He’s had six Western novels published: Canyon of the Dead, Death Wears a Star, Death Song, The Arizona Kid, Shadow Man and The Peacemaker. All are presently available. Ralph Cotton, a Pulitzer-prize nominated novelist says: “This relatively new author has thoroughly, and rightly so, claimed his place among the top Old West storytellers.” Shadow Man has been described as “a little masterpiece waiting for you to turn the page.”
McBride, who lives in Brighton, England, says, “Picking just five books to recommend is an impossible task, given the range of subject matter encompassed under the headline “The Old West.” Ask me in ten minutes and I’d pick another five, and ten minutes later another five.”
1. On The Border with Crook (John G. Bourke, Time Life Books): This is an on-the-spot account by one of Gen. George Crook’s officers in the 3rd U.S. Cavalry. It takes in when Crook fought Apaches in Arizona, 1871-’75 and 1882-’86, and also the campaigns against the Sioux and Cheyenne in 1875-’76, including the Battle of the Rosebud. It’s an invaluable record by someone who was there.
2. The Fetterman Massacre (Dee Brown, Pan Books Ltd): By the author of Bury My Heart at Wounded Knee, this is an almost day-by-day, diary-like account of Gen. Carrington’s ill-fated expedition of 1866, from the founding of Fort Phil Kearny to the massacre of Fetterman and his men by the Sioux and Cheyenne. Brown details the unfolding of a tragedy with the skill of a master dramatist.
3. Apache Country (John Ross Browne, Leisure Books): A little lost gem, this is a first-person account of a journey through the Southwest in 1863-’64, through communities living in fear of Apache attack. A unique account of daily life on one of the most “frontier” of all American frontiers.
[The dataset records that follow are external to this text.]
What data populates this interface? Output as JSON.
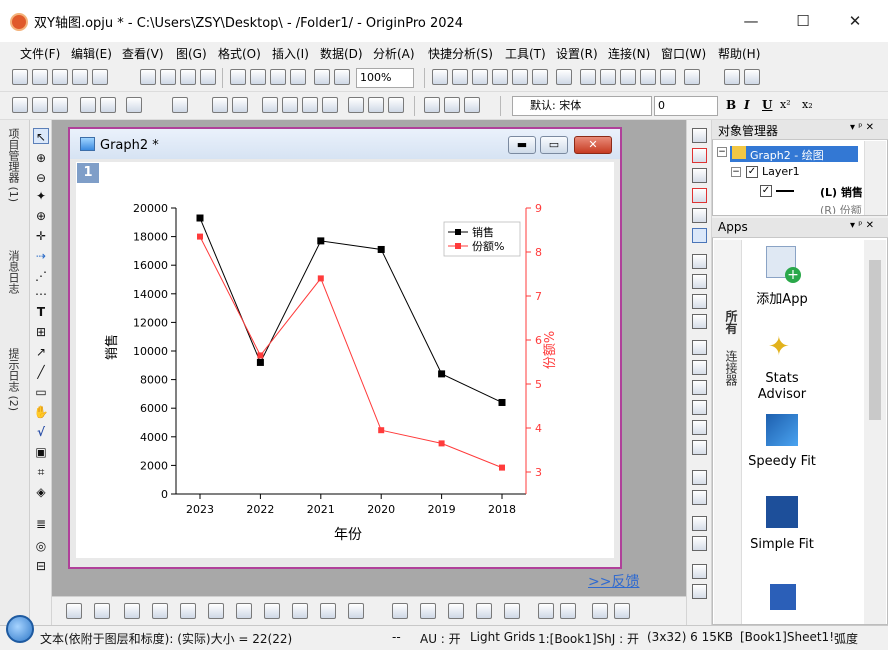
{
  "window": {
    "title": "双Y轴图.opju * - C:\\Users\\ZSY\\Desktop\\ - /Folder1/ - OriginPro 2024",
    "minimize": "—",
    "maximize": "☐",
    "close": "✕"
  },
  "menu": [
    "文件(F)",
    "编辑(E)",
    "查看(V)",
    "图(G)",
    "格式(O)",
    "插入(I)",
    "数据(D)",
    "分析(A)",
    "快捷分析(S)",
    "工具(T)",
    "设置(R)",
    "连接(N)",
    "窗口(W)",
    "帮助(H)"
  ],
  "toolbar": {
    "zoom": "100%",
    "font_name": "默认: 宋体",
    "font_size": "0",
    "format_buttons": [
      "B",
      "I",
      "U",
      "x²",
      "x₂"
    ]
  },
  "left_tabs": [
    "项目管理器 (1)",
    "消息日志",
    "提示日志 (2)"
  ],
  "graph": {
    "window_title": "Graph2 *",
    "layer_number": "1",
    "feedback_link": ">>反馈"
  },
  "chart_data": {
    "type": "line",
    "categories": [
      "2023",
      "2022",
      "2021",
      "2020",
      "2019",
      "2018"
    ],
    "xlabel": "年份",
    "ylabel_left": "销售",
    "ylabel_right": "份额%",
    "ylim_left": [
      0,
      20000
    ],
    "ylim_right": [
      2.5,
      9
    ],
    "yticks_left": [
      "0",
      "2000",
      "4000",
      "6000",
      "8000",
      "10000",
      "12000",
      "14000",
      "16000",
      "18000",
      "20000"
    ],
    "yticks_right": [
      "3",
      "4",
      "5",
      "6",
      "7",
      "8",
      "9"
    ],
    "legend_position": "top-right",
    "series": [
      {
        "name": "销售",
        "axis": "left",
        "color": "#000000",
        "values": [
          19300,
          9200,
          17700,
          17100,
          8400,
          6400
        ]
      },
      {
        "name": "份额%",
        "axis": "right",
        "color": "#ff3b3b",
        "values": [
          8.35,
          5.65,
          7.4,
          3.95,
          3.65,
          3.1
        ]
      }
    ]
  },
  "object_manager": {
    "title": "对象管理器",
    "items": [
      "Graph2 - 绘图",
      "Layer1",
      "(L) 销售",
      "(R) 份额"
    ]
  },
  "apps": {
    "title": "Apps",
    "tabs": [
      "所有",
      "连接器"
    ],
    "items": [
      "添加App",
      "Stats\nAdvisor",
      "Speedy Fit",
      "Simple Fit"
    ]
  },
  "status": {
    "left": "文本(依附于图层和标度): (实际)大小 = 22(22)",
    "dashes": "--",
    "au": "AU : 开",
    "grids": "Light Grids",
    "book": "1:[Book1]Sh​J : 开",
    "size": "(3x32) 6 15KB",
    "sheet": "[Book1]Sheet1!",
    "angle": "弧度"
  }
}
4. Comanches (T.R. Fehrenbach, Book Club Associates, London): In contrast, this is history on a massive scale, following the Comanche tribe from their origins as an offshoot of the Shoshones in Wyoming, through their years as “Lords of the South Plains” in Texas to their eventual subjugation and defeat. The book manages to give a sweeping overview of the whole tragic clash between white man and Indians, and yet makes the pivotal battles thrilling, describing them with the skill and intimacy of a novelist.
5. Frontier Regulars (Robert Utley, Indiana University Press): An absolute goldmine of information about the Indian-fighting army of the West 1866-1890, should you want to know anything about soldiers of this period—what they wore, ate, were armed with, etc. —this is the primary source. Utley also manages to give remarkably balanced accounts of the still-controversial campaigns they fought.